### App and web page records
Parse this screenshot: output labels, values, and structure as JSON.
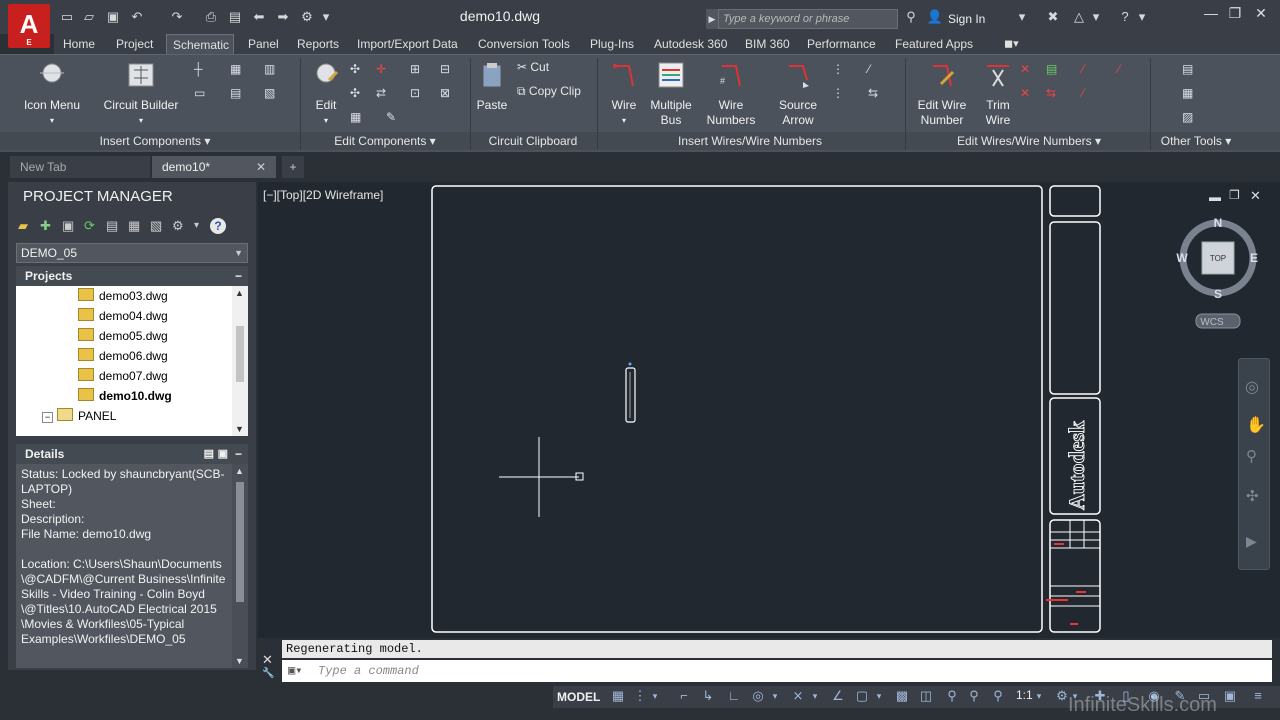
{
  "title_bar": {
    "logo_letter": "A",
    "logo_sub": "E",
    "document_title": "demo10.dwg",
    "search_placeholder": "Type a keyword or phrase",
    "sign_in_label": "Sign In"
  },
  "ribbon_tabs": [
    "Home",
    "Project",
    "Schematic",
    "Panel",
    "Reports",
    "Import/Export Data",
    "Conversion Tools",
    "Plug-Ins",
    "Autodesk 360",
    "BIM 360",
    "Performance",
    "Featured Apps"
  ],
  "active_tab": "Schematic",
  "ribbon": {
    "buttons": {
      "icon_menu": "Icon Menu",
      "circuit_builder": "Circuit Builder",
      "edit": "Edit",
      "paste": "Paste",
      "cut": "Cut",
      "copy_clip": "Copy Clip",
      "wire": "Wire",
      "multiple_bus_1": "Multiple",
      "multiple_bus_2": "Bus",
      "wire_numbers_1": "Wire",
      "wire_numbers_2": "Numbers",
      "source_arrow_1": "Source",
      "source_arrow_2": "Arrow",
      "edit_wire_number_1": "Edit Wire",
      "edit_wire_number_2": "Number",
      "trim_wire_1": "Trim",
      "trim_wire_2": "Wire"
    },
    "panels": {
      "insert_components": "Insert Components",
      "edit_components": "Edit Components",
      "circuit_clipboard": "Circuit Clipboard",
      "insert_wires": "Insert Wires/Wire Numbers",
      "edit_wires": "Edit Wires/Wire Numbers",
      "other_tools": "Other Tools"
    }
  },
  "doc_tabs": {
    "new_tab": "New Tab",
    "current": "demo10*"
  },
  "project_manager": {
    "title": "PROJECT MANAGER",
    "project_name": "DEMO_05",
    "projects_header": "Projects",
    "files": [
      "demo03.dwg",
      "demo04.dwg",
      "demo05.dwg",
      "demo06.dwg",
      "demo07.dwg",
      "demo10.dwg"
    ],
    "active_file": "demo10.dwg",
    "folder": "PANEL",
    "details_header": "Details",
    "details_lines": [
      "Status: Locked by shauncbryant(SCB-",
      "LAPTOP)",
      "Sheet:",
      "Description:",
      "File Name: demo10.dwg",
      "",
      "Location: C:\\Users\\Shaun\\Documents",
      "\\@CADFM\\@Current Business\\Infinite",
      "Skills - Video Training - Colin Boyd",
      "\\@Titles\\10.AutoCAD Electrical 2015",
      "\\Movies & Workfiles\\05-Typical",
      "Examples\\Workfiles\\DEMO_05"
    ]
  },
  "viewport": {
    "label": "[−][Top][2D Wireframe]",
    "title_block_text": "Autodesk",
    "viewcube": {
      "n": "N",
      "s": "S",
      "e": "E",
      "w": "W",
      "face": "TOP",
      "ucs": "WCS"
    }
  },
  "command_line": {
    "history": "Regenerating model.",
    "placeholder": "Type a command"
  },
  "status_bar": {
    "model_label": "MODEL",
    "scale": "1:1"
  },
  "watermark": "InfiniteSkills.com",
  "colors": {
    "canvas_bg": "#212830",
    "ribbon_bg": "#4c525b",
    "accent_red": "#c8201e",
    "drawing_line": "#ffffff"
  }
}
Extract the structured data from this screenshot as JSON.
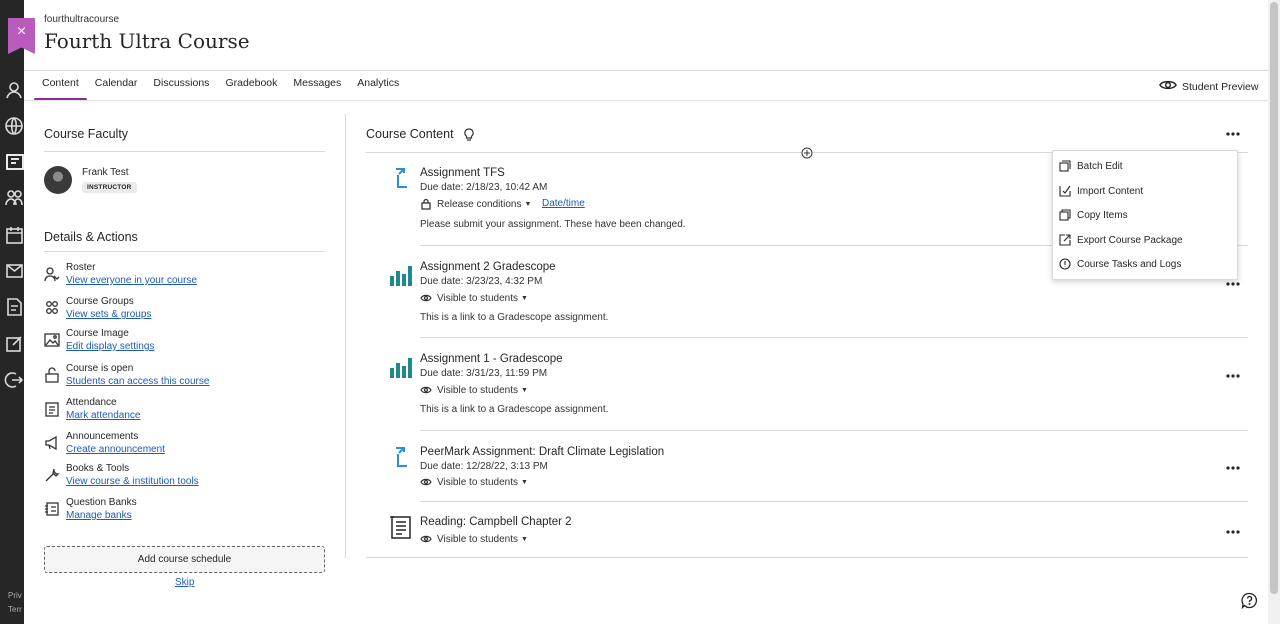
{
  "course": {
    "id": "fourthultracourse",
    "title": "Fourth Ultra Course",
    "close_symbol": "×"
  },
  "rail": {
    "footer_lines": [
      "Priv",
      "Terr"
    ]
  },
  "nav": {
    "tabs": [
      {
        "label": "Content"
      },
      {
        "label": "Calendar"
      },
      {
        "label": "Discussions"
      },
      {
        "label": "Gradebook"
      },
      {
        "label": "Messages"
      },
      {
        "label": "Analytics"
      }
    ],
    "student_preview": "Student Preview"
  },
  "faculty": {
    "title": "Course Faculty",
    "name": "Frank Test",
    "role": "INSTRUCTOR"
  },
  "details": {
    "title": "Details & Actions",
    "actions": [
      {
        "label": "Roster",
        "link": "View everyone in your course"
      },
      {
        "label": "Course Groups",
        "link": "View sets & groups"
      },
      {
        "label": "Course Image",
        "link": "Edit display settings"
      },
      {
        "label": "Course is open",
        "link": "Students can access this course"
      },
      {
        "label": "Attendance",
        "link": "Mark attendance"
      },
      {
        "label": "Announcements",
        "link": "Create announcement"
      },
      {
        "label": "Books & Tools",
        "link": "View course & institution tools"
      },
      {
        "label": "Question Banks",
        "link": "Manage banks"
      }
    ],
    "add_schedule": "Add course schedule",
    "skip": "Skip"
  },
  "content": {
    "title": "Course Content",
    "items": [
      {
        "title": "Assignment TFS",
        "due": "Due date: 2/18/23, 10:42 AM",
        "visibility": "Release conditions",
        "extra_link": "Date/time",
        "description": "Please submit your assignment. These have been changed."
      },
      {
        "title": "Assignment 2 Gradescope",
        "due": "Due date: 3/23/23, 4:32 PM",
        "visibility": "Visible to students",
        "description": "This is a link to a Gradescope assignment."
      },
      {
        "title": "Assignment 1 - Gradescope",
        "due": "Due date: 3/31/23, 11:59 PM",
        "visibility": "Visible to students",
        "description": "This is a link to a Gradescope assignment."
      },
      {
        "title": "PeerMark Assignment: Draft Climate Legislation",
        "due": "Due date: 12/28/22, 3:13 PM",
        "visibility": "Visible to students"
      },
      {
        "title": "Reading: Campbell Chapter 2",
        "visibility": "Visible to students"
      }
    ]
  },
  "menu": {
    "items": [
      {
        "label": "Batch Edit"
      },
      {
        "label": "Import Content"
      },
      {
        "label": "Copy Items"
      },
      {
        "label": "Export Course Package"
      },
      {
        "label": "Course Tasks and Logs"
      }
    ]
  },
  "colors": {
    "accent": "#8c2d93",
    "close_button": "#b85bbd",
    "link": "#1d5bb8",
    "gradescope_teal": "#1f8a8c",
    "turnitin_blue": "#2b8fd6"
  }
}
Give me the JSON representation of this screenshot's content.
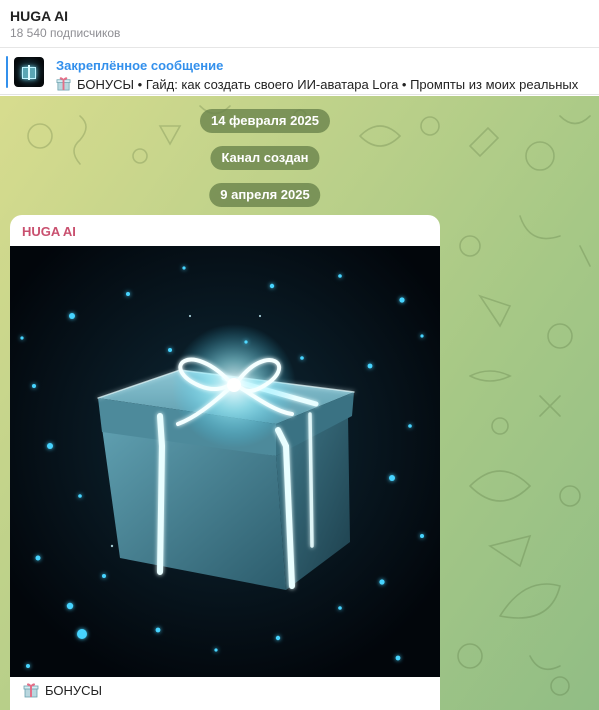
{
  "header": {
    "title": "HUGA AI",
    "subscribers": "18 540 подписчиков"
  },
  "pinned": {
    "title": "Закреплённое сообщение",
    "text": "БОНУСЫ  • Гайд: как создать своего ИИ-аватара Lora  • Промпты из моих реальных"
  },
  "chat": {
    "service_messages": [
      "14 февраля 2025",
      "Канал создан",
      "9 апреля 2025"
    ],
    "post": {
      "author": "HUGA AI",
      "caption": "БОНУСЫ",
      "image": "glowing-gift-box-image"
    }
  },
  "colors": {
    "accent": "#3390ec",
    "author": "#c9506f",
    "date_pill": "#68824a",
    "glow": "#7fe9ff"
  }
}
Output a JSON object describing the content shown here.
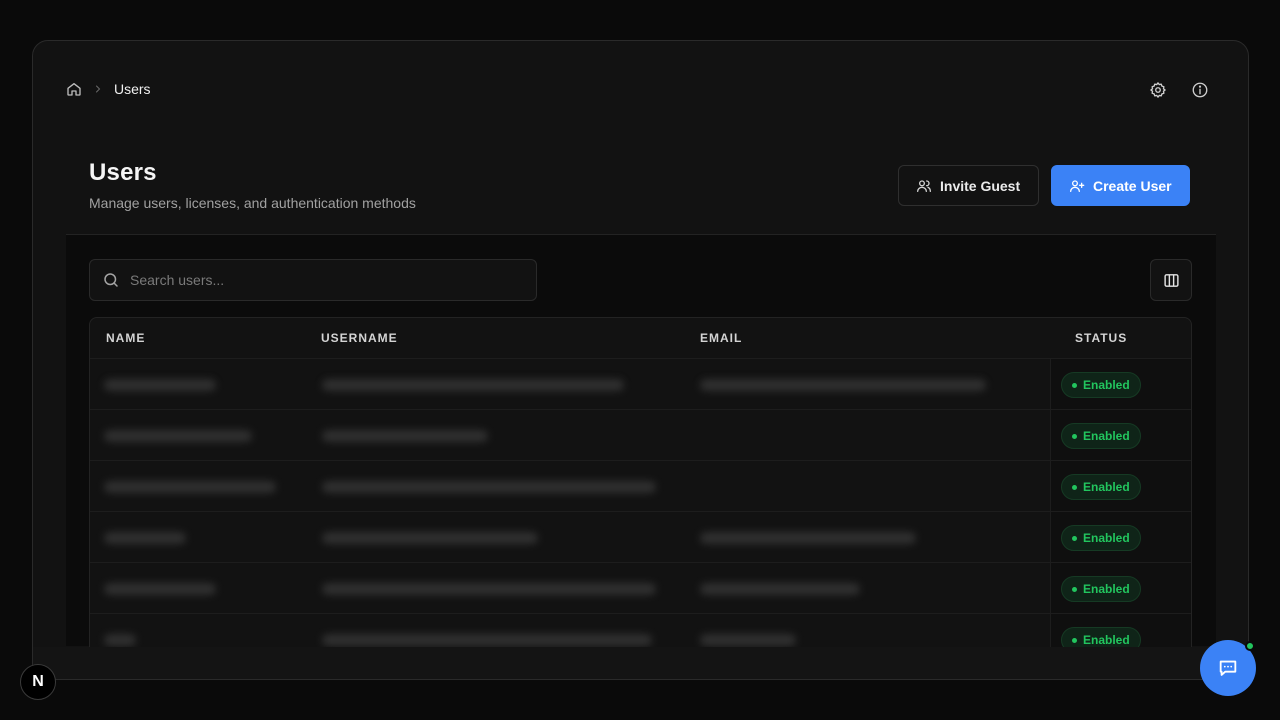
{
  "breadcrumb": {
    "home_icon": "home-icon",
    "current": "Users"
  },
  "top_icons": [
    "gear-icon",
    "info-icon"
  ],
  "header": {
    "title": "Users",
    "subtitle": "Manage users, licenses, and authentication methods"
  },
  "actions": {
    "invite_label": "Invite Guest",
    "create_label": "Create User"
  },
  "search": {
    "placeholder": "Search users..."
  },
  "table": {
    "columns": [
      "NAME",
      "USERNAME",
      "EMAIL",
      "STATUS"
    ],
    "rows": [
      {
        "status": "Enabled"
      },
      {
        "status": "Enabled"
      },
      {
        "status": "Enabled"
      },
      {
        "status": "Enabled"
      },
      {
        "status": "Enabled"
      },
      {
        "status": "Enabled"
      }
    ]
  },
  "colors": {
    "accent": "#3b82f6",
    "status_enabled": "#22c55e",
    "background": "#0a0a0a"
  },
  "floating": {
    "framework_badge": "N",
    "chat_icon": "chat-icon"
  }
}
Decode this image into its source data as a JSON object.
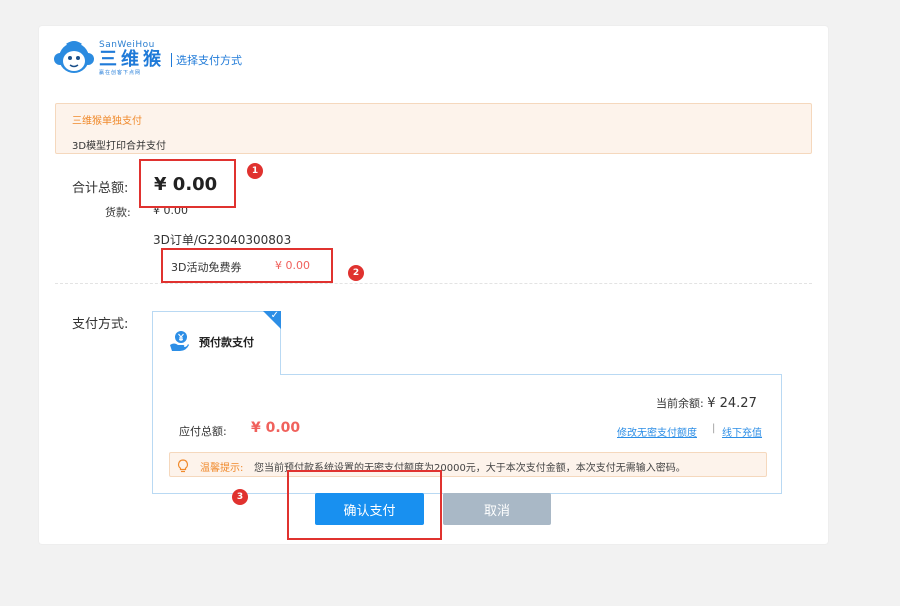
{
  "header": {
    "logo_en": "SanWeiHou",
    "logo_cn": "三维猴",
    "logo_sub": "赢在创客下点网",
    "title": "选择支付方式"
  },
  "payment_options": {
    "separate": "三维猴单独支付",
    "combined": "3D模型打印合并支付"
  },
  "summary": {
    "total_label": "合计总额:",
    "total_value": "¥ 0.00",
    "goods_label": "货款:",
    "goods_value": "¥ 0.00",
    "order_id": "3D订单/G23040300803",
    "coupon_label": "3D活动免费券",
    "coupon_value": "¥ 0.00"
  },
  "pay_method": {
    "label": "支付方式:",
    "tab_label": "预付款支付",
    "balance_label": "当前余额:",
    "balance_value": "¥ 24.27",
    "due_label": "应付总额:",
    "due_value": "¥ 0.00",
    "link_modify": "修改无密支付额度",
    "link_sep": "|",
    "link_recharge": "线下充值",
    "tip_title": "温馨提示:",
    "tip_text": "您当前预付款系统设置的无密支付额度为20000元，大于本次支付金额，本次支付无需输入密码。"
  },
  "buttons": {
    "confirm": "确认支付",
    "cancel": "取消"
  },
  "annotations": [
    "1",
    "2",
    "3"
  ],
  "colors": {
    "brand_blue": "#1f7ad8",
    "primary_button": "#1890f0",
    "price_red": "#f0615c",
    "annotation_red": "#e0322f",
    "warning_orange": "#f08a2c"
  }
}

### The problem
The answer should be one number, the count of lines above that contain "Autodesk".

### Answer to the exercise
2